Alexi Murdoch writes quiet, almost ambling acoustic songs that depend entirely on his soft, warm tenor. He has a very distinct and very beautiful voice, and he uses it in a way that compliments his minimalist approach to songwriting. Opener “All My Days”, on top of having beautiful instrumentation, is peppered with honest and heartfelt lyrics. His lyrics, especially on “Orange Sky”, give you the vibe that he is devoutly religious in some way or another, which would make sense as this release was distributed through Razor & Tie. His lyrical work is simple, yet always feels genuine. When he sings a line like “Well I have been quietly standing in the shade. all of my days, watch the sky breaking on the promise that we made, all of this rain” off “All My Days”, you can’t help but smile. He can sing love songs without sounding overly cutesy, or overly Jack Johnson-y either. His voice feels like a warm blanket, always smooth and self-assured in its purpose. Alexi never has a voice that is always on a sort of even keel, never uneasy or anxious; Alexi Murdoch will never be confused with Dallas Green.

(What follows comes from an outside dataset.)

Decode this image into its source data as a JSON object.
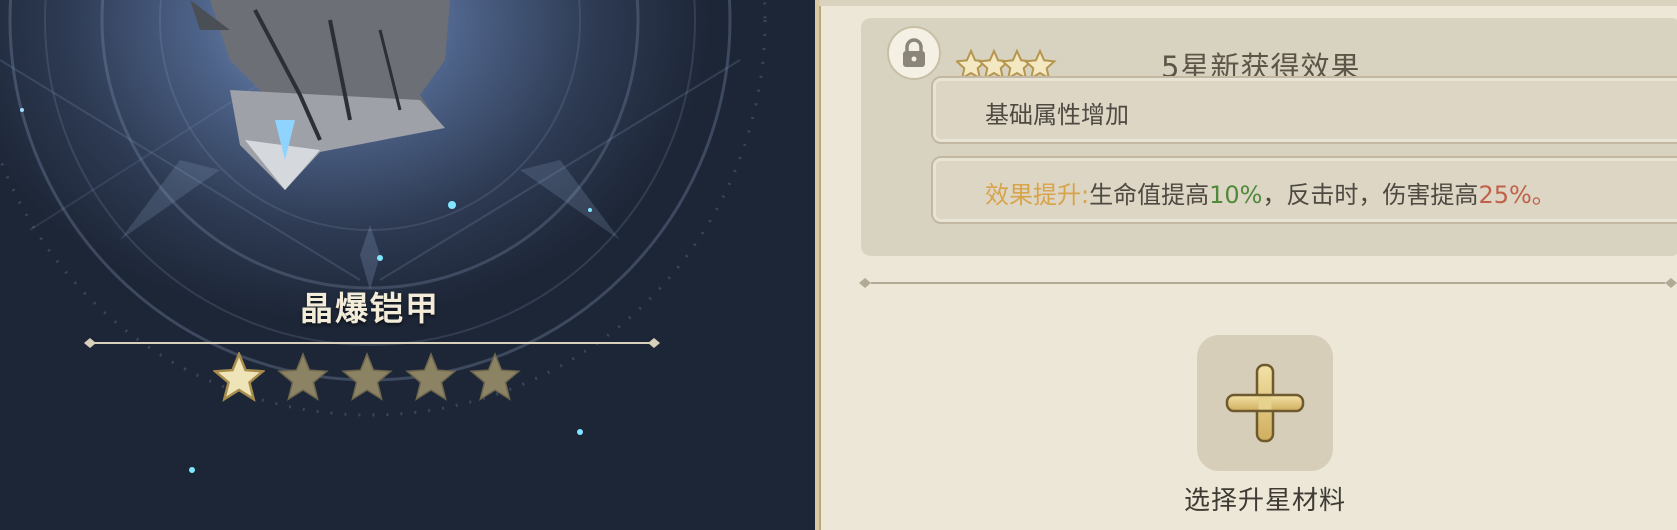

This needs to be said, as it gets brought up a lot around Alexi Murdoch; he is also often compared to Nick Drake, and for a reason. Their vocal patterns share commonalities, and their acoustic guitar work is both fantastic. However, the biggest difference is in the vibe of their music more than anything else. Listening to Nick Drake at times feels like re-living happy moments in your mind of a girl who slipped through your fingers, while Alexi Murdoch feels like you are in a hammock at the end of a beautiful day with your girlfriend, full of slow walks along the beach, maybe an ice cream cone, and watching the sun go down in each other’s arms. When he is at his most experimental it still isn’t stressful; it feels like you are in a rush to catch a movie time, which is of course nothing big, you can see the later showing. This is the greatest strength and only weakness of the album, the laid-back nature of the instrumentation at times betrays the message in his lyrics.
Alexi Murdoch has crafted a soft, beautiful, low stress album. The album is a wonderful lazy summer album. The song-writing is superb, and Alexi Murdoch’s voice envelops you in a way that diminishes your care in the things that are wrong. Time Without Consequence
does not seem like the debut it is, as Alexi seems way too comfortable and self-assured in terms of his song-writing and his vocal range. This is one of the better acoustic albums to come out in the 00’s, and one that makes it nearly impossible to be sad, at least just for an hour.